“It is quite likely that Congress will insist on a special investigator”by Malcolm Rifkind / May 10, 2017 / Leave a comment
President Trump’s letter to James Comey sacking him as Director of the FBI was only slightly longer than one of his regular tweets and hardly more informative. Using rather sinister language Comey was informed that he had been “hereby terminated” and that his removal from office was immediate.
No explanation was given other than that the President had received a recommendation from the Attorney General recommending that Comey go. There were no polite thanks to the director for his previous service though, to be fair, the president did wish him “the best of luck” in his “future endeavors.”
The most bizarre part of the letter was an expression of appreciation that “on three separate occasions” he (the president) had been informed by Comey that he was “not under investigation.” Why this was thought to be relevant is a mystery that says more about Trump’s personal priorities than about his assessment of the national interest.

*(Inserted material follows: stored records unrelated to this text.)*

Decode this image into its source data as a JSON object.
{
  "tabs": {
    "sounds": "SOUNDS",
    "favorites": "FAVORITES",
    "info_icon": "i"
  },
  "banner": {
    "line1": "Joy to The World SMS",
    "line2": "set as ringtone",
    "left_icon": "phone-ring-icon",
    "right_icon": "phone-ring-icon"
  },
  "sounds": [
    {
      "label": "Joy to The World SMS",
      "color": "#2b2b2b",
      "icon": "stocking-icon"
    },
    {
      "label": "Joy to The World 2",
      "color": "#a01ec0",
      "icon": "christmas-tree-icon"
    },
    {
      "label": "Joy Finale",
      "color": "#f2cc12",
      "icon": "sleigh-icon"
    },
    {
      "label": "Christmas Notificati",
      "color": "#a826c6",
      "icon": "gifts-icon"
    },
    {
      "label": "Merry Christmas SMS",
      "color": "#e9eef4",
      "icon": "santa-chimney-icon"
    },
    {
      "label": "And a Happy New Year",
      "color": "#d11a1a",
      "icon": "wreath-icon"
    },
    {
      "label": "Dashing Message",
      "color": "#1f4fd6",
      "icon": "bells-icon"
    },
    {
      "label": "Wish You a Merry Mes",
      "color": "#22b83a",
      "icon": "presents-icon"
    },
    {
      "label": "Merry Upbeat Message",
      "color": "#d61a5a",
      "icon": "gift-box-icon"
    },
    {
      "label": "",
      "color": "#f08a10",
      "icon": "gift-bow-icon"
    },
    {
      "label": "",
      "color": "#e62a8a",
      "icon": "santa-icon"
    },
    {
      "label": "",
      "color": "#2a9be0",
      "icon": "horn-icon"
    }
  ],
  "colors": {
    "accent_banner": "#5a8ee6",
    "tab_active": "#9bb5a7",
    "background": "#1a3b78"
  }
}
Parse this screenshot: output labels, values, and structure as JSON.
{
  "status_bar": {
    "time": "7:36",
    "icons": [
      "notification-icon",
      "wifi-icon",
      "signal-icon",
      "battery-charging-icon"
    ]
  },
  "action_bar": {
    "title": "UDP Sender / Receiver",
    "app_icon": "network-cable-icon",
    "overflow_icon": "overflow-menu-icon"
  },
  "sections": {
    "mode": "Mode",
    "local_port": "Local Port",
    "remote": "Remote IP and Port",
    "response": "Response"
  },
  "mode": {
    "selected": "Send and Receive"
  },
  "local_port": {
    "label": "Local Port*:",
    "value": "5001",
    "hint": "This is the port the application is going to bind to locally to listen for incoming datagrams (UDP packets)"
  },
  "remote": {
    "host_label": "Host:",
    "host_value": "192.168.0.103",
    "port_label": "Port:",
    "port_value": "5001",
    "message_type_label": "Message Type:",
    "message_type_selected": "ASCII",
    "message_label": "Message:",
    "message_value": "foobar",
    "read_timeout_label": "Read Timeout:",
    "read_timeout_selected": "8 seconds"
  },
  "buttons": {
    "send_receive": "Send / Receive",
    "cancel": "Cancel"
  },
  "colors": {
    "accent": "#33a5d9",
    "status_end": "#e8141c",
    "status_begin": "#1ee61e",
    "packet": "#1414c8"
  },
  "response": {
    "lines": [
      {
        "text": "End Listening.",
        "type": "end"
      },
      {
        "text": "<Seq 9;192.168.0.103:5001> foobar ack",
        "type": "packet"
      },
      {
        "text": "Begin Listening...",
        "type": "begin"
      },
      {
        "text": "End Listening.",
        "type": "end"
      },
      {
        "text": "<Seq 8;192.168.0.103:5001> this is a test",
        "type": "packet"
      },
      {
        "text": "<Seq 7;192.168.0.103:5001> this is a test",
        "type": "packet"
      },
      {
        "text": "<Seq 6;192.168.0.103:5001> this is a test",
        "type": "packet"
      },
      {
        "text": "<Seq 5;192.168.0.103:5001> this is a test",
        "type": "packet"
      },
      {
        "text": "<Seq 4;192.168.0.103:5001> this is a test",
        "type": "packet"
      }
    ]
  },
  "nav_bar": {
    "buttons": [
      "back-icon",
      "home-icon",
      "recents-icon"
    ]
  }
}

The White House is attempting to argue that Comey’s dismissal was because of the controversy about how he handled the Clinton e-mails. But that does not wash. When, in the final days of the election campaign, Comey reopened the investigation into Clinton, Trump publicly praised him saying that this decision “took guts” and that “What he did brought back his reputation.”
Nothing that has happened since then on the Clinton issue can possibly justify the instant dismissal that has been imposed. It simply is not credible.
That leaves the ongoing investigation of the possible links that the Trump team had with the Kremlin during the election campaign. This issue has been dismissed by Trump, characteristically, as “fake news” which is quite rich coming from that particular quarter. Is that the most likely explanation? The old saw comes to mind. If it looks like an elephant and it behaves like an elephant it , probably, is an elephant.
Will Trump get away with it? In the short term he will. No one doubts that he has the constitutional right to fire the FBI Director, or anyone else appointed by the president. But he has created a whole new crisis for himself and it is far from certain that he has bipartisan support. On the issue of possible links with the Kremlin there are many Republicans who are as concerned as the Democrats. Senator Richard Burr, the Republican chair of the Senate Intelligence Committee has said “I am troubled by the timing and reasoning of Jim Comey’s termination.” Others have made similar comments.
Already comparisons are being made with Richard Nixon’s firing of the independent special investigator during the Watergate controversy in 1973. The New York Times has remarked that “Not since Watergate has a president dismissed the person leading an investigation bearing on him.”
Nixon’s action rebounded on him and led, eventually, to his resignation in the face of an inevitable impeachment. At a later date, he admitted that he had been aware of the cover up and had tried to halt the FBI inquiry.
There is a difference between Nixon and Trump. Nixon was a careful, cautious and calculating politician. He will have known that he was taking a huge risk in firing the special investigator. He, probably, considered that by that stage there was nothing to lose. It was a final throw of the dice. Trump, in comparison, is volatile and impetuous. At this stage there is no evidence (that the rest of us know of) that the FBI investigation would uncover anything worse than careless conversation and contacts between members of the Trump team and various Russians.
By sacking Comey, Trump has turned a problem into a crisis which will not now go away. It is quite likely that Congress will insist on a special investigator and the stakes will have become that much higher.
By acting as he has, the president has not ended the controversy over campaign links with the Kremlin. Nor is it the beginning of the end. It is, merely, the end of the beginning.